● **Exercise objective**: Make an exact copy of all the entries below, with the pictures left out.

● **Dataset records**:
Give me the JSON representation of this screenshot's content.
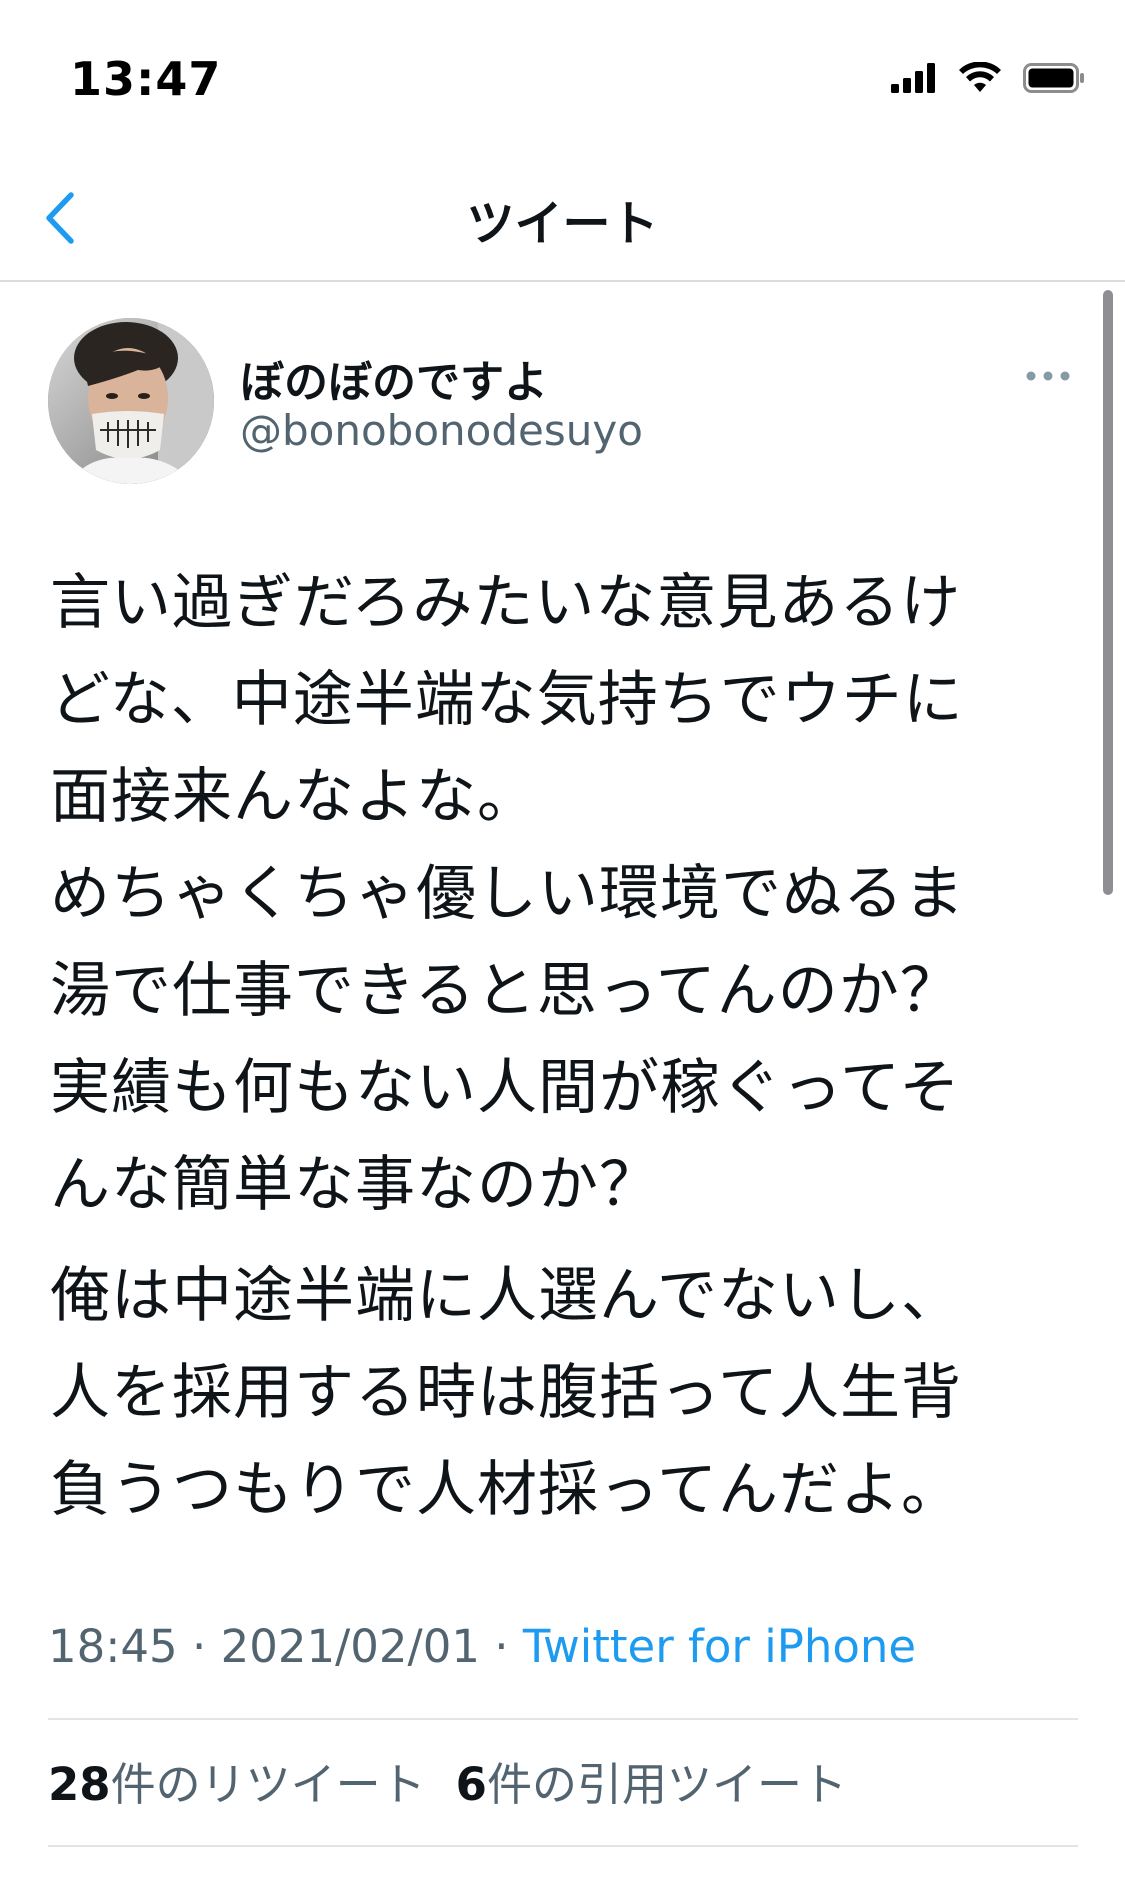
{
  "status_bar": {
    "time": "13:47",
    "icons": [
      "cellular-signal-icon",
      "wifi-icon",
      "battery-icon"
    ]
  },
  "nav": {
    "back_icon": "chevron-left-icon",
    "title": "ツイート"
  },
  "author": {
    "display_name": "ぼのぼのですよ",
    "handle": "@bonobonodesuyo",
    "more_icon": "more-horizontal-icon"
  },
  "tweet": {
    "paragraph_1": "言い過ぎだろみたいな意見あるけ\nどな、中途半端な気持ちでウチに\n面接来んなよな。\nめちゃくちゃ優しい環境でぬるま\n湯で仕事できると思ってんのか？\n実績も何もない人間が稼ぐってそ\nんな簡単な事なのか？",
    "paragraph_2": "俺は中途半端に人選んでないし、\n人を採用する時は腹括って人生背\n負うつもりで人材採ってんだよ。"
  },
  "meta": {
    "time": "18:45",
    "sep_1": " · ",
    "date": "2021/02/01",
    "sep_2": " · ",
    "source": "Twitter for iPhone"
  },
  "stats": {
    "retweets_count": "28",
    "retweets_label": "件のリツイート",
    "quotes_count": "6",
    "quotes_label": "件の引用ツイート"
  },
  "colors": {
    "accent": "#1d9bf0",
    "secondary_text": "#536471",
    "primary_text": "#0f1419"
  }
}
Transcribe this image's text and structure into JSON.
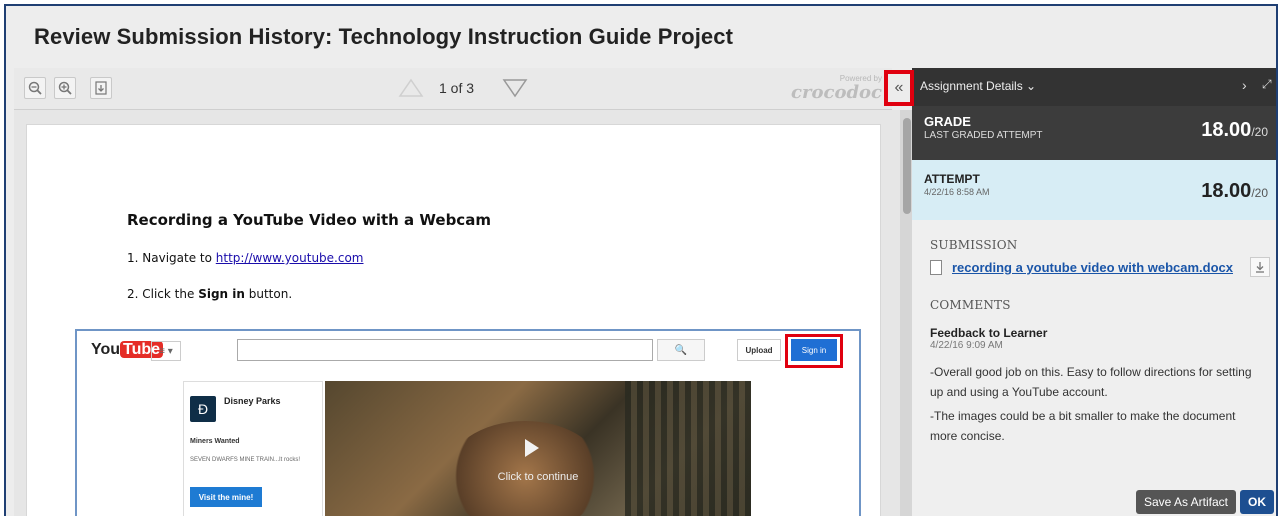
{
  "page": {
    "title": "Review Submission History: Technology Instruction Guide Project"
  },
  "viewer": {
    "zoom_out_icon": "zoom-out-icon",
    "zoom_in_icon": "zoom-in-icon",
    "download_icon": "download-icon",
    "page_count": "1 of 3",
    "powered_by": "Powered by",
    "brand": "crocodoc",
    "collapse_glyph": "«"
  },
  "document": {
    "heading": "Recording a YouTube Video with a Webcam",
    "step1_prefix": "1.  Navigate to ",
    "step1_link": "http://www.youtube.com",
    "step2_prefix": "2.  Click the ",
    "step2_bold": "Sign in",
    "step2_suffix": " button.",
    "screenshot": {
      "logo_you": "You",
      "logo_tube": "Tube",
      "menu": "≡ ▾",
      "search_icon": "🔍",
      "upload": "Upload",
      "signin": "Sign in",
      "ad_title": "Disney Parks",
      "ad_head": "Miners Wanted",
      "ad_text": "SEVEN DWARFS MINE TRAIN...It rocks!",
      "ad_button": "Visit the mine!",
      "ad_mark": "Ad",
      "video_caption": "Click to continue"
    }
  },
  "panel": {
    "title": "Assignment Details ⌄",
    "next": "›",
    "expand": "⤢",
    "grade": {
      "label": "GRADE",
      "sub": "LAST GRADED ATTEMPT",
      "value": "18.00",
      "den": "/20"
    },
    "attempt": {
      "label": "ATTEMPT",
      "date": "4/22/16 8:58 AM",
      "value": "18.00",
      "den": "/20"
    },
    "submission_head": "SUBMISSION",
    "file_name": "recording a youtube video with webcam.docx",
    "comments_head": "COMMENTS",
    "feedback_title": "Feedback to Learner",
    "feedback_date": "4/22/16 9:09 AM",
    "feedback_lines": [
      "-Overall good job on this. Easy to follow directions for setting",
      "up and using a YouTube account.",
      "-The images could be a bit smaller to make the document",
      "more concise."
    ],
    "btn_artifact": "Save As Artifact",
    "btn_ok": "OK"
  }
}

● **Reply**:
Give me the JSON representation of this screenshot's content.
{
  "status_bar": {
    "time": "13:47",
    "icons": [
      "cellular-signal-icon",
      "wifi-icon",
      "battery-icon"
    ]
  },
  "nav": {
    "back_icon": "chevron-left-icon",
    "title": "ツイート"
  },
  "author": {
    "display_name": "ぼのぼのですよ",
    "handle": "@bonobonodesuyo",
    "more_icon": "more-horizontal-icon"
  },
  "tweet": {
    "paragraph_1": "言い過ぎだろみたいな意見あるけ\nどな、中途半端な気持ちでウチに\n面接来んなよな。\nめちゃくちゃ優しい環境でぬるま\n湯で仕事できると思ってんのか？\n実績も何もない人間が稼ぐってそ\nんな簡単な事なのか？",
    "paragraph_2": "俺は中途半端に人選んでないし、\n人を採用する時は腹括って人生背\n負うつもりで人材採ってんだよ。"
  },
  "meta": {
    "time": "18:45",
    "sep_1": " · ",
    "date": "2021/02/01",
    "sep_2": " · ",
    "source": "Twitter for iPhone"
  },
  "stats": {
    "retweets_count": "28",
    "retweets_label": "件のリツイート",
    "quotes_count": "6",
    "quotes_label": "件の引用ツイート"
  },
  "colors": {
    "accent": "#1d9bf0",
    "secondary_text": "#536471",
    "primary_text": "#0f1419"
  }
}
Transcribe this image's text and structure into JSON.
{
  "page": {
    "title": "Review Submission History: Technology Instruction Guide Project"
  },
  "viewer": {
    "zoom_out_icon": "zoom-out-icon",
    "zoom_in_icon": "zoom-in-icon",
    "download_icon": "download-icon",
    "page_count": "1 of 3",
    "powered_by": "Powered by",
    "brand": "crocodoc",
    "collapse_glyph": "«"
  },
  "document": {
    "heading": "Recording a YouTube Video with a Webcam",
    "step1_prefix": "1.  Navigate to ",
    "step1_link": "http://www.youtube.com",
    "step2_prefix": "2.  Click the ",
    "step2_bold": "Sign in",
    "step2_suffix": " button.",
    "screenshot": {
      "logo_you": "You",
      "logo_tube": "Tube",
      "menu": "≡ ▾",
      "search_icon": "🔍",
      "upload": "Upload",
      "signin": "Sign in",
      "ad_title": "Disney Parks",
      "ad_head": "Miners Wanted",
      "ad_text": "SEVEN DWARFS MINE TRAIN...It rocks!",
      "ad_button": "Visit the mine!",
      "ad_mark": "Ad",
      "video_caption": "Click to continue"
    }
  },
  "panel": {
    "title": "Assignment Details ⌄",
    "next": "›",
    "expand": "⤢",
    "grade": {
      "label": "GRADE",
      "sub": "LAST GRADED ATTEMPT",
      "value": "18.00",
      "den": "/20"
    },
    "attempt": {
      "label": "ATTEMPT",
      "date": "4/22/16 8:58 AM",
      "value": "18.00",
      "den": "/20"
    },
    "submission_head": "SUBMISSION",
    "file_name": "recording a youtube video with webcam.docx",
    "comments_head": "COMMENTS",
    "feedback_title": "Feedback to Learner",
    "feedback_date": "4/22/16 9:09 AM",
    "feedback_lines": [
      "-Overall good job on this. Easy to follow directions for setting",
      "up and using a YouTube account.",
      "-The images could be a bit smaller to make the document",
      "more concise."
    ],
    "btn_artifact": "Save As Artifact",
    "btn_ok": "OK"
  }
}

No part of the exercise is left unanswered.